Vintage House will launch a new program this summer called “Soups for Seniors,” in partnership with Sweetwater Spectrum and F.I.S.H.

Beginning on Friday, July 13 — and then every Friday following - for at least the next six months, the farm at Sweetwater will donate 100 pounds of fresh vegetables to Vintage House, where a local volunteer chef, Taylor Hale, will use those veggies (along with other donated ingredients like breads and meats) to create a hearty soup — served free at Vintage House to all seniors — potentially freezing extra soup for distribution later.

Sweetwater residents will be involved at minimum with the weekly harvest, maybe other portions of the process as well.

Helped by a recent Rotary grant, Sweetwater has set up a 100-foot-long “hoop house” to accelerate and extend its growing season, overseen by its farm manager Luke Carneal.

For the first lunch, Carneal said that Sweetwater will be donating tomatoes, peppers, cucumbers, basil, summer squash, collard, chard and kale.

“We can’t wait to team up with Vintage House and start serving the folks of Sonoma our delicious vegetables,” said Carneal.

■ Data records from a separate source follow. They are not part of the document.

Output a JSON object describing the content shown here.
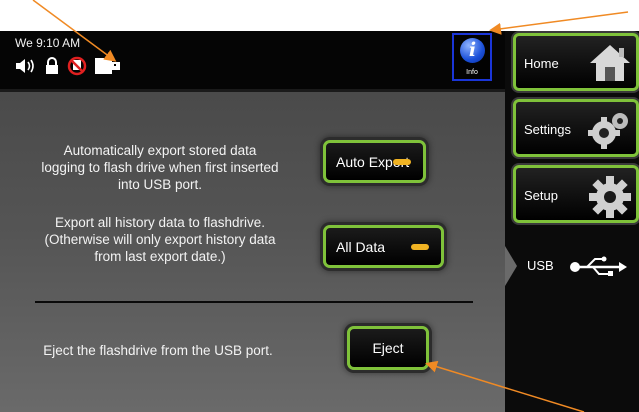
{
  "status_bar": {
    "time": "We 9:10 AM",
    "icons": [
      "speaker-icon",
      "lock-icon",
      "no-network-icon",
      "usb-drive-icon"
    ]
  },
  "info_button": {
    "glyph": "i",
    "label": "Info"
  },
  "main": {
    "auto_export": {
      "description": "Automatically export stored data logging to flash drive when first inserted into USB port.",
      "button_label": "Auto Export"
    },
    "all_data": {
      "description": "Export all history data to flashdrive. (Otherwise will only export history data from last export date.)",
      "button_label": "All Data"
    },
    "eject": {
      "description": "Eject the flashdrive from the USB port.",
      "button_label": "Eject"
    }
  },
  "nav": {
    "home": "Home",
    "settings": "Settings",
    "setup": "Setup",
    "usb": "USB"
  },
  "colors": {
    "accent_green": "#7fc23a",
    "led_amber": "#f0b323",
    "annotation_orange": "#f08a24",
    "info_blue": "#1a35d8"
  }
}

The soups will vary week to week and reflect the latest seasonal vegetables. Hale said that she hopes to introduce some cold soups, some soups with meat and vegetable soups with beans as protein.

Kelsey Maddox, programs and services manager at Vintage House, said that she’s excited that the program will gather seniors at the facility for both a healthy meal and socialization.

“‘Soup for Seniors’ will create more social opportunities and also support those who have food scarcity issues,” she said.

She noted that nationwide, 20 percent of all seniors over 65 are struggling to live on their social security, which is all they have for retirement.

“With 11,000 seniors in Sonoma Valley that could easily mean 2,000 or more,” she said. “With our high cost of living in Sonoma and the lack of adequate income, this program is intended as a step forward to foster and support our senior community.”

Sweetwater executive director Kory Stradinger said that the autism residential community is excited to use this project as a way to give back to the community and that he has received very positive feedback to the idea.

“People seem appreciative that two local non-profits can work together on a project that cuts across several generations,” said Stradinger. “Our young adult Sweetwater residents are harvesting the produce and handing it over to the Vintage House chefs and volunteers (of all ages) to prepare the meals, which then benefit our local seniors.”

The Sweetwater farm stand is also open to the community all summer, on Tuesdays from 10 a.m. to 1 p.m. at 730 W. Spain St.